        # The following command assumes that the Oracle sign-in
        # will not prompt the user for any values.
        # Remove "&" if you don't want startup as a background process.
        su - $ORA_OWNER -c "$ORA_HOME/bin/dbstart $ORA_HOME" &
        touch /var/lock/subsys/dbora
        # Stop the Oracle databases:
        # The following command assumes that the Oracle sign-in
        # will not prompt the user for any values.
        su - $ORA_OWNER -c "$ORA_HOME/bin/dbshut $ORA_HOME" &
        rm -f /var/lock/subsys/dbora
  4. Change permissions on files with chmod as follows:

    chgrp dba /etc/init.d/dbora
    chmod 750 /etc/init.d/dbora
  5. Create symbolic links for startup and shutdown as follows:

    ln -s /etc/init.d/dbora /etc/rc.d/rc0.d/K01dbora
    ln -s /etc/init.d/dbora /etc/rc.d/rc3.d/S99dbora
    ln -s /etc/init.d/dbora /etc/rc.d/rc5.d/S99dbora
  6. To test your changes, restart the VM:


Open ports for connectivity

The final task is to configure some external endpoints. To set up the Azure Network Security Group that protects the VM, first exit your SSH session in the VM (should have been kicked out of SSH when rebooting in previous step).

  1. To open the endpoint that you use to access the Oracle database remotely, create a Network Security Group rule with az network nsg rule create as follows:

    az network nsg rule create \
        --resource-group myResourceGroup\
        --nsg-name myVmNSG \
        --name allow-oracle \
        --protocol tcp \
        --priority 1001 \
        --destination-port-range 1521
  2. To open the endpoint that you use to access Oracle EM Express remotely, create a Network Security Group rule with az network nsg rule create as follows:

    az network nsg rule create \
        --resource-group myResourceGroup \
        --nsg-name myVmNSG \
        --name allow-oracle-EM \
        --protocol tcp \
        --priority 1002 \
        --destination-port-range 5502
  3. If needed, obtain the public IP address of your VM again with az network public-ip show as follows:

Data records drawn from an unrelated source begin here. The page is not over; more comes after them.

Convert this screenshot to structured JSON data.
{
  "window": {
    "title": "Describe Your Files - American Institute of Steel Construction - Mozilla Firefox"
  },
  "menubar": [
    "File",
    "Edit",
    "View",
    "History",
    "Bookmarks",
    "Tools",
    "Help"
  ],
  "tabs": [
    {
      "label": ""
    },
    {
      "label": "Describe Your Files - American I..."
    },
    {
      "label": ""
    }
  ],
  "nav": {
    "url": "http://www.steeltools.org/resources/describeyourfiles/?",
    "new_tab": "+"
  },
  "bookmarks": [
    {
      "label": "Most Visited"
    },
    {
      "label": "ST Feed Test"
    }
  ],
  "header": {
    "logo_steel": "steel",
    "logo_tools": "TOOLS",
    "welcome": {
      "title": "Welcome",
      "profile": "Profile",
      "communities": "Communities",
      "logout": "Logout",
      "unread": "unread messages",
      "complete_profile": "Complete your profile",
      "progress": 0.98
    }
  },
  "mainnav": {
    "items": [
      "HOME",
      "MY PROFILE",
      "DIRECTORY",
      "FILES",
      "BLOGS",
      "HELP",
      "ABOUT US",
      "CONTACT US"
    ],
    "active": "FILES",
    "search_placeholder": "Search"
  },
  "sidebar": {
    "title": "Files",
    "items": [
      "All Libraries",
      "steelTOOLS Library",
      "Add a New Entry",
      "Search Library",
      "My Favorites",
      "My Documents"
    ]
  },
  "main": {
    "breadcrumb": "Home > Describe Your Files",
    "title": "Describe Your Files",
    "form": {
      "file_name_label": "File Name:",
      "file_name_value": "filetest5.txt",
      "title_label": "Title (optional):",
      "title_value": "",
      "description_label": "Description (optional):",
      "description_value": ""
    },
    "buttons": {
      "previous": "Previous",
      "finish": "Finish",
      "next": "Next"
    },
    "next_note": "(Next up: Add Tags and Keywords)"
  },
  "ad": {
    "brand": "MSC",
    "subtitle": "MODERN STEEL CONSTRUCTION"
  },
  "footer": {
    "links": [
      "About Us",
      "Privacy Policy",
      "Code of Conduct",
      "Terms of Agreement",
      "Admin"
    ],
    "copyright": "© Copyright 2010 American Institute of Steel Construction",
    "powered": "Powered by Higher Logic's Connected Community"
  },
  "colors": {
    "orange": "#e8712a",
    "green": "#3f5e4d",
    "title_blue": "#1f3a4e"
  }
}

    az network public-ip show \
        --resource-group myResourceGroup \
        --name myVMPublicIP \
        --query [ipAddress] \
        --output tsv
  4. Connect EM Express from your browser. Make sure your browser is compatible with EM Express (Flash install is required):

    https://<VM ip address or hostname>:5502/em

You can log in by using the SYS account, and check the as sysdba checkbox. Use the password OraPasswd1 that you set during installation.

Screenshot of the Oracle OEM Express login page

Clean up resources

Once you have finished exploring your first Oracle database on Azure and the VM is no longer needed, you can use the az group delete command to remove the resource group, VM, and all related resources.

az group delete --name myResourceGroup

Next steps

Learn about other Oracle solutions on Azure.

Try the Installing and Configuring Oracle Automated Storage Management tutorial.